“I don’t know, to go to the bathroom.”
“She’s coming back, right?”
“Then you don’t have to cry, right? I’m right here. Everything’s OK, OK?”
When Tegan came back, McInnes dealt with the situation: Tegan apologized, and Eli learned about patience.
And once the kids started playing on their scooters, McInnes was back to waving like a politician to everyone who congratulates him for taking the Wildcats (22-9) to their first-ever title game.
During the walk, it becomes obvious McInnes can hold a conversation with anyone – young, old, man or woman – whether it deals with basketball or not. When he reaches his wife Jenni, who is working the ticket window, he turns the conversation to his players.
“The kids have to believe, and you have to sell it, “ he said. “This week’s been a whirlwind. I’m all over the place, and I’m just trying to stay focused on these kids in giving them everything I have.”
He says this because he knows the Wildcats – although not at the start – have given him all they have.
Guard Marcus Johnson is one of those players. He met McInnes on the second day of school after moving with his father from Greenbelt, Md.
Johnson loves basketball and was excited to try out for the team. McInnes was intrigued with Johnson’s speed and ability to handle the ball. There was just one problem: Johnson’s grades were too low.
“Ever since I met him, we’ve had this strong bond,” Johnson said of McInnes. “He said, ‘If you come and you work hard, I will give you all that I have.’”
The message sounded like it came from every other coach Johnson knew, yet McInnes didn’t leave him. English and math were Johnson’s biggest hurdles in the first semester. McInnes kept Johnson on the team and followed his progress. Soon Johnson had one of the best days in his life when he told McInnes two words: honor roll.
“I can’t thank Coach enough for changing my life the way he did, “ Johnson said. “To be a teacher, parent and still put in all the time for this amazes me.”

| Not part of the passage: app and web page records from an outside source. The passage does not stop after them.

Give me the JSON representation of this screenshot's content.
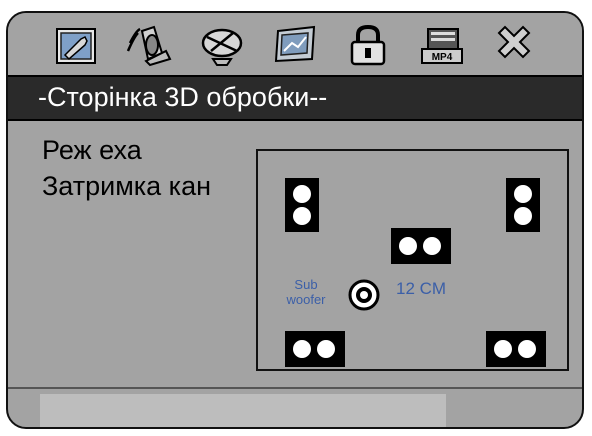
{
  "title": "-Сторінка 3D обробки--",
  "menu": {
    "item1": "Реж еха",
    "item2": "Затримка кан"
  },
  "icons": [
    "settings-wrench-icon",
    "audio-speaker-icon",
    "satellite-dish-icon",
    "picture-adjust-icon",
    "padlock-icon",
    "mp4-icon",
    "close-x-icon"
  ],
  "speaker_layout": {
    "subwoofer_label_line1": "Sub",
    "subwoofer_label_line2": "woofer",
    "delay_value": "12 CM"
  },
  "status": {
    "text": ""
  }
}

With Johnson eligible, McInnes tested him again – this time on the court.
In the midst of the losing streak, Millbrook’s full-court defense wasn’t effective. Johnson wanted to be a scorer, but in his second game McInnes told him to guard the Cap-Eight’s best player in Wakefield’s Xavier Saddler-Mee.
McInnes needed Johnson’s speed to be a defender, not blow by one.
“Every kid wants to score 20, and that can’t be the case, “ McInnes said. “I say if God gave you the ability to play defense, then do that.”
Millbrook lost to Wakefield that night, but with Johnson on the court, the Wildcats were going to start building winning streaks. And in Millbrook’s two Eastern Regional wins, Johnson helped create 37 turnovers.
“Coach drilled defense into me, “ he said. “Now I love it.”
After Millbrook advanced to the state title game this past Saturday, Johnson watched the Duke-North Carolina game that night. The second half started, and it hit Johnson: He was going to be playing on the same court in the Dean Smith Center. Besides the excitement, all Johnson could think about was the coach who led him there.
A caring coach
Megan Jones, a senior, has known McInnes for nine years. She has been his statistician and manager the past four.
Jones has ridden buses with the team to almost every game, and although she hears most of McInnes’ speeches during timeouts, she’s still trying to figure out how he has done it this season, how he has been able to get forward RaShawn Vaughan to rebound or how he has made guard Shi’Chee Moore a better passer.
“I think he didn’t let his frustration get in the way of coaching,” Jones said.
Jones also wondered how McInnes found the way to be the person he needed to be to fit each moment at hand. Her best guess is that he cares most about people staying together. It’s the only way she thinks Millbrook could have come this far.
What’s McInnes’ best moment? Jones said it was the short speech he gave on the bus before the Wildcats left Fayetteville on Saturday.
After winning the regional, McInnes noticed Kinston’s bus pull into the parking lot at the Crown Coliseum. And in that instant, McInnes asked to borrow something from Kinston coach Wells Gulledge: his 2009-10 2-A state championship ring.
McInnes brought the ring – with its monstrous green emerald in the center – onto the bus for everyone to see.
“This is what it looks like, guys, “ he told them. “How bad do you want it?”